Parliament is considering the Climate Change Response (Zero Carbon) Amendment Bill. It is before the Environment Select Committee which are taking submissions until 16 July
This is a big deal for farmers and all farmers should make a submission. While it has been a breakthrough to finally get recognition from the Government that not all carbon emissions are the same, and that methane needs to be treated differently to CO2, there is still a big problem.
The bill proposes to set punitive unjustifiable targets for methane reduction with a massive 10% reduction by 2030 and reductions of between 24 and 47% by 2050.
In contrast there is no requirement to reduce CO2 by anything at all by 2030 with the bill allowing the new Climate Change Commission it sets up to decide what interim targets are appropriate. While the ultimate target of zero by 2050 is in the legislation any interim targets set by the Commission must take in to account science, technologies available, practicality, public views and economic factors.
There is no such requirement for the interim methane target which is set at 10% regardless of any factors that apply to CO2 targets. This is unfair and unreasonable. It is also unworkable. The Bill itself does not provide any mechanism by which the Government could make farmers reduce emissions by such a large amount in such a short time, so we have no way of knowing how this is going to impact on farmers other than speculate they have to drive down production somehow. Whether this be through the RMA or ETS or some production cap or whatever it will be painful. One could speculate that the target is so unreasonable it will be like all other climate targets and fail and life will go on unchanged but while that would be nice, I would not bet the farm on that happening.

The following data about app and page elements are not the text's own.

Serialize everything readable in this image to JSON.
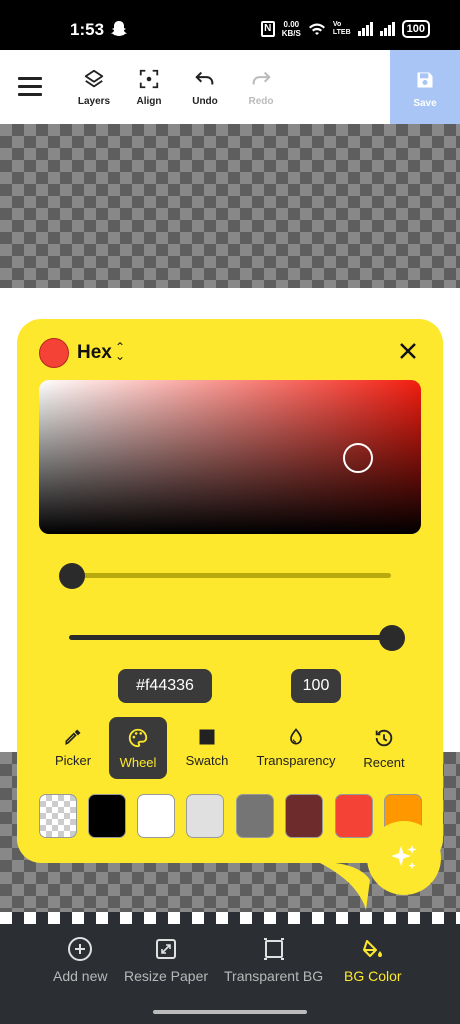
{
  "status_bar": {
    "time": "1:53",
    "net_speed_value": "0.00",
    "net_speed_unit": "KB/S",
    "volte_top": "Vo",
    "volte_bottom": "LTEB",
    "battery": "100"
  },
  "toolbar": {
    "layers_label": "Layers",
    "align_label": "Align",
    "undo_label": "Undo",
    "redo_label": "Redo",
    "save_label": "Save"
  },
  "color_panel": {
    "mode_label": "Hex",
    "selected_color": "#f44336",
    "hex_value": "#f44336",
    "opacity_value": "100",
    "hue_slider_fraction": 0.0,
    "opacity_slider_fraction": 1.0,
    "tabs": [
      {
        "label": "Picker",
        "icon": "eyedropper-icon"
      },
      {
        "label": "Wheel",
        "icon": "palette-icon"
      },
      {
        "label": "Swatch",
        "icon": "square-icon"
      },
      {
        "label": "Transparency",
        "icon": "drop-icon"
      },
      {
        "label": "Recent",
        "icon": "history-icon"
      }
    ],
    "active_tab": "Wheel",
    "swatches": [
      "transparent",
      "#000000",
      "#ffffff",
      "#e0e0e0",
      "#757575",
      "#6d2b2b",
      "#f44336",
      "#ff9800"
    ]
  },
  "bottom_bar": {
    "items": [
      {
        "label": "Add new",
        "icon": "add-circle-icon"
      },
      {
        "label": "Resize Paper",
        "icon": "resize-icon"
      },
      {
        "label": "Transparent BG",
        "icon": "transparent-bg-icon"
      },
      {
        "label": "BG Color",
        "icon": "paint-bucket-icon"
      }
    ],
    "active": "BG Color"
  }
}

In an official information act response the Minister responded to my question asking what information he used to determine the 10% reduction target by 2030 was necessary, he quoted two reports. The first by the Royal Society spells out that farmers have made big emission efficiency gains and will continue to do so but increasing demand for product will see production increases that will mean absolute emissions will increase, unless production is constrained. Contrary to what the Minister said it did not state that a 10% reduction by 2030 was achievable or even necessary.
The second report he relied on was by the Biological Emissions Reference Group (BERG) and is less helpful to farmers claiming that farmers can achieve emission reductions of 10% by 2030 although for some this would make them unprofitable. It appears the Minister is relying on this report more than the other and has put the reduction target in the legislation, not because it is needed, but because in his view BERG say it can be done. BERG is a group comprised of Dairy NZ, Beef and Lamb, Federated Farmers, Fonterra, Deer Industry, Hort NZ, Fertilizer Association, Ministry for Environment and Ministry for Primary Industry.
It is very important you make a submission. Thousands of people will be submitting against farmers and numbers matter. If only a few hundred farmers can be bothered making a submission it will not help. The main area to submit on is the unfairness and lack of scientific integrity of the 2030 and 2050 methane targets, the huge efficiencies you are making already and the fact that every kg of production produced in NZ produces less emissions than the equivalent produced offshore. Worldwide demand for meat and dairy is going to grow exponentially and the best way to save the planet is to have as much of that increased demand met by NZ production as possible. You should ask to be able to claim carbon credits for every kg produced because it saves emissions. Try that. Also the human story will help, how much any constraint on your profitability will affect you. The other point to make is that the impacts of methane are still being overstated and it does not need to reduce any time soon and in fact should be allowed to increase because under the Paris Agreement food production must not be threatened. You might also like to submit on the point that under the legislation CO2 and N2O can be offset by forestry credits but methane can not. This is not completely negative because presumably it means methane can’t be put in to the ETS. But what will it be put in?
We will send out submission points early next week for you to use in your submission if you wish. If you start with a word document you can then cut and paste from our points and email it to the select committee. We will send a link with the submission points.
To read the Bill click here. http://www.legislation.govt.nz/bill/government/2019/0136/latest/096be8ed81873608.pdf
For a non PDF version click http://www.legislation.govt.nz/bill/government/2019/0136/latest/whole.html#LMS183736